Transporting livestock from Australia

Operators of Regulated Australian Vessels (RAV) and Foreign Vessels, as well as the shippers of livestock, have obligations when loading and transporting livestock from Australia.

We have responsibility for the application of Marine Order 43 (Cargo and cargo handling—livestock) which outlines the requirements to carry livestock from Australia by ship. These requirements cover the structure and operation of the ship.

All vessels permanently equipped for the carriage of livestock are required to carry an Australian Certificate for the Carriage of Livestock (ACCL) issued by AMSA. View the template of the ACCL (WORD 60.5 KB).

The ACCL is accompanied by the Record of Equipment and Arrangements which is an attachment to the ACCL. This is to be prepared by the ship owner or operator and submitted to AMSA for consideration.

Marine order 43 imparts a number of obligations on all regulated Australian vessels and foreign vessels carrying livestock that are required before, during, and after a livestock voyage, including:

  • The requirement to notify AMSA in writing of the intention to load livestock
  • On completion of a livestock voyage—other than a short voyage which is less than 24 hours—the master is obligated to make a report to AMSA in writing.
  • The master must inform AMSA by the most expedient means when the mortality level for a species of livestock carried is exceeded, or expected to be exceeded.

Apply for an Australian certificate for the carriage of livestock

To apply for an ACCL, the below steps need to be followed

  1. An application in writing to the Manager Ship Inspection and Registration by email to
  2. The assessment of applications are charged within the guidelines of marine services fees and charges. The cost is A$272 as per the Fees determination.
  3. The application must provide all information required in order for a certificate to be issued.
  4. Three copies of each of the following documents must be submitted to AMSA:
  • Scale drawings providing details of:
    • the design, materials, methods of construction and arrangement of fittings for the containment and movement of the livestock
    • ventilation arrangements, including current test measurements, together with the gross volume of enclosed spaces
    • lighting
    • the provisions for storage and distribution of fodder and water
    • drainage arrangements
    • arrangements of main and secondary supplies of power
    • the provision of fire-fighting appliances
    • the general arrangement of the vessel, both before and after modification to carry livestock, if a converted vessel, and
    • the structural fire protection plan of the vessel, both before and after modification to carry livestock, if a converted vessel.
  • Stability data for the vessel with livestock on board.
  • A documented maintenance program related to:
    • the livestock containment structure—including accessways, ramps between decks and vessel/shore livestock accesses
    • ventilation, lighting and drainage arrangements for the livestock areas of the vessel, including main and secondary sources of power
    • the arrangements for storage and distribution of fodder and water
    • the making of potable water on board (if this is required to provide for the necessary quantity of water to supply the livestock), and
    • the fire-fighting appliances in the livestock areas of the vessel.

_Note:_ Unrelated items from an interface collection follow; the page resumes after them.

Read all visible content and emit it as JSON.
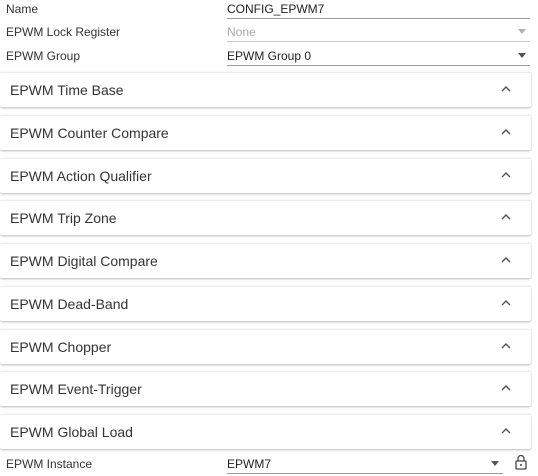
{
  "fields": {
    "name": {
      "label": "Name",
      "value": "CONFIG_EPWM7"
    },
    "lock_register": {
      "label": "EPWM Lock Register",
      "value": "None"
    },
    "group": {
      "label": "EPWM Group",
      "value": "EPWM Group 0"
    }
  },
  "sections": [
    {
      "title": "EPWM Time Base"
    },
    {
      "title": "EPWM Counter Compare"
    },
    {
      "title": "EPWM Action Qualifier"
    },
    {
      "title": "EPWM Trip Zone"
    },
    {
      "title": "EPWM Digital Compare"
    },
    {
      "title": "EPWM Dead-Band"
    },
    {
      "title": "EPWM Chopper"
    },
    {
      "title": "EPWM Event-Trigger"
    },
    {
      "title": "EPWM Global Load"
    }
  ],
  "instance": {
    "label": "EPWM Instance",
    "value": "EPWM7"
  },
  "icons": {
    "section_toggle": "chevron-up-icon",
    "dropdown": "chevron-down-icon",
    "lock": "lock-icon"
  }
}
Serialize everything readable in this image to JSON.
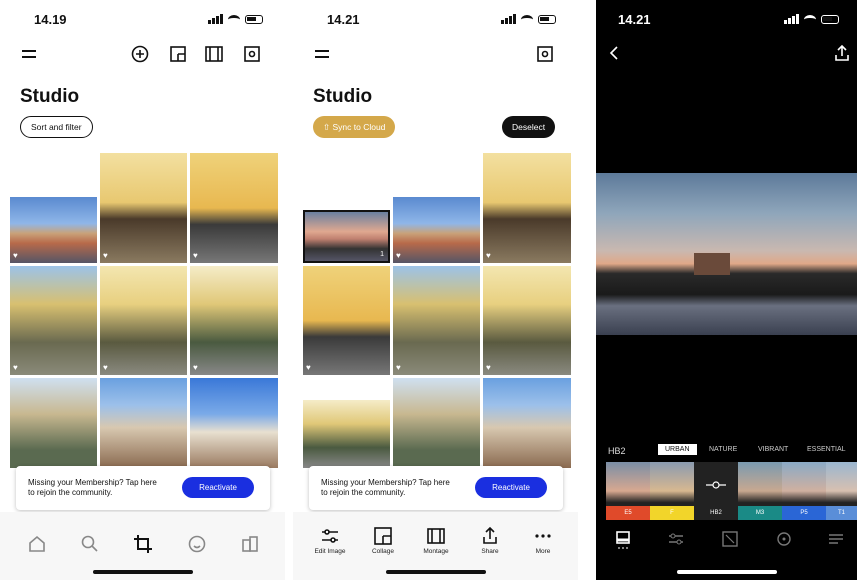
{
  "screens": {
    "studio": {
      "time": "14.19",
      "title": "Studio",
      "sort_button": "Sort and filter",
      "banner_text": "Missing your Membership? Tap here to rejoin the community.",
      "banner_button": "Reactivate",
      "tabs": [
        "home-icon",
        "search-icon",
        "crop-icon",
        "smiley-icon",
        "profile-icon"
      ]
    },
    "selection": {
      "time": "14.21",
      "title": "Studio",
      "sync_button": "⇧ Sync to Cloud",
      "deselect_button": "Deselect",
      "banner_text": "Missing your Membership? Tap here to rejoin the community.",
      "banner_button": "Reactivate",
      "selected_count": "1",
      "actions": [
        "Edit Image",
        "Collage",
        "Montage",
        "Share",
        "More"
      ]
    },
    "editor": {
      "time": "14.21",
      "preset_label": "HB2",
      "categories": [
        "URBAN",
        "NATURE",
        "VIBRANT",
        "ESSENTIAL"
      ],
      "active_category": "URBAN",
      "presets": [
        "E5",
        "F",
        "HB2",
        "M3",
        "P5",
        "T1"
      ],
      "preset_colors": [
        "#e04a2a",
        "#f2d52a",
        "#222222",
        "#1a8a86",
        "#2a66d6",
        "#5a8ed8"
      ]
    }
  },
  "colors": {
    "accent": "#1a2fe0",
    "sync": "#d4a84a"
  }
}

Notice for livestock operators

The practice of long penning is not permitted.

Pen rail and floor strength is calculated on the pen area, with the volume of livestock for the specific pen area. The structure is assessed on the assumption that the entire mass of the animals will be applied over two-thirds of the pen area catering for bunching up. The mass of the animals allowed in a pen is also designed to ensure that animals are not 'crushed' against a rail or trapped due to the mass of the livestock acting against those animals against a rail. These figures were drawn from livestock trials carried out in Victoria. 
The practice of 'long penning' exposes a greater mass of livestock to a specific area of the pen structure for which the structure has not been designed for increasing the risk of structural failure. It also increases the risk of animals being trapped or crushed (particularly weaker animals). Given that feed and water arrangements are specifically designed for the specific pen area, long penning can compromise the effectiveness of this arrangement as livestock may crowd specific areas to the exclusion of others. 
Livestock ship stability is another issues as this is calculated transversely and longitudinally with the load of livestock per pen, through a deck by deck load plan, addressing livestock type, weight and the number per pen. Livestock apply a static and dynamic impact on vessel stability. The movement of animals within a pen is one factor in this dynamic effect. This is demonstrated by the rolling of the livestock carrier Jawan Portland due to poor stability and the dynamic effect of the livestock resulting in an increasing roll. Long penning in transverse direction can have a detrimental effect on the ship stability noting the stability data cannot cater for this as it assume the animals are penned in accordance with the approved arrangement. 
Long penning presents a significant risk to the proper carriage of livestock and contravenes Marine order 43.
Where vessels are found to be 'long penning', steps will be taken to ensure that the ship is brought into compliance with Marine order 43 requirements with stipulated pen dimensions to limit the above mentioned adverse effects.

Related information

Last updated: 

Tuesday 15 February 2022